Representatives of a downtown Philadelphia building owner repeatedly warned city and Salvation Army officials that demolition of the building could endanger the adjacent thrift store weeks before last month's collapse that killed six people, The Philadelphia Inquirer reported Saturday.
The Inquirer report said its review of emails and letters indicates that the warnings didn't prompt the city to step in _ and didn't stop the owner from continuing demolition of the empty four-story building, which fell onto the adjoining thrift store June 5.
According to the paper, Thomas Simmonds Jr., property manager for owner STB Investments Corp., complained to a deputy mayor's office about an impasse in negotiations with the Salvation Army, which was seeking assurance that the demolition wouldn't proceed until legal agreement was reached about several issues. Those issues included protection of the thrift store roof, partial removal of a chimney and repairs to the common wall and sidewalk.
"This nonsense must end before someone is seriously injured or worse: those are headlines none of us want to see or read,'' Simmonds wrote in a May 22 email, according to The Inquirer.
A phone listing for Simmonds tried by The Associated Press on Saturday was not in service and an attorney for STB did not immediately respond to an email from the AP seeking comment. The attorney, Peter Greiner, told the Inquirer that Simmonds and STB would not comment because of pending litigation over the collapse.
According to the Inquirer, the correspondence indicates that STB, which was seeking access to the thrift store property, asked city officials to intervene with the Salvation Army to enable completion of the demolition "in a professional, legal manner.''
In that email, Simmonds wrote the situation ``poses a threat to life and limb'' because the Salvation Army had not responded to his communications.
The day before the collapse, a Salvation Army lawyer in Harrisburg was pressing for assurances that STB would protect the store, the paper reported.
The Inquirer said the correspondence also indicates that STB promised in May to use a safer demolition method than the one that was actually used. An STB attorney outlined a plan to use a boom truck that would extend a long metal arm with a large bucket in which workers would stand to demolish the building, the paper reported.
However, officials have said heavy equipment was used at the site.

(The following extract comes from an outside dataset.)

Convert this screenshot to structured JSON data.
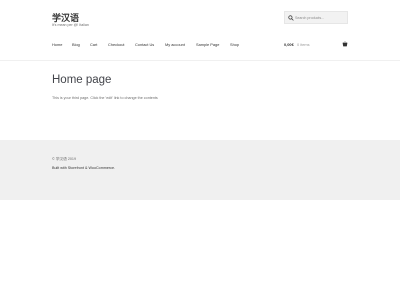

A subcontractor is charged with six counts of involuntary manslaughter after police alleged that he was impaired by marijuana and painkillers while operating heavy equipment just before the collapse.
City spokesman Mark McDonald told The Inquirer that the deputy mayor urged the parties to work out their differences and was told that they would meet. He said he didn't know if the city Licenses and Inspections department had been told about a potential problem at the site.
Salvation Army attorney Eric Weiss disputed STB's contention that his organization wouldn't permit access to the store, calling the contention ``nonsense'' and the issue a ``red herring.''
"We were looking for an overall agreement . . . for assurance of what they're going to do on four basic issues,'' he told the paper. "All we were saying is: `Give us an answer, please. What are you going to do?' And they never did.''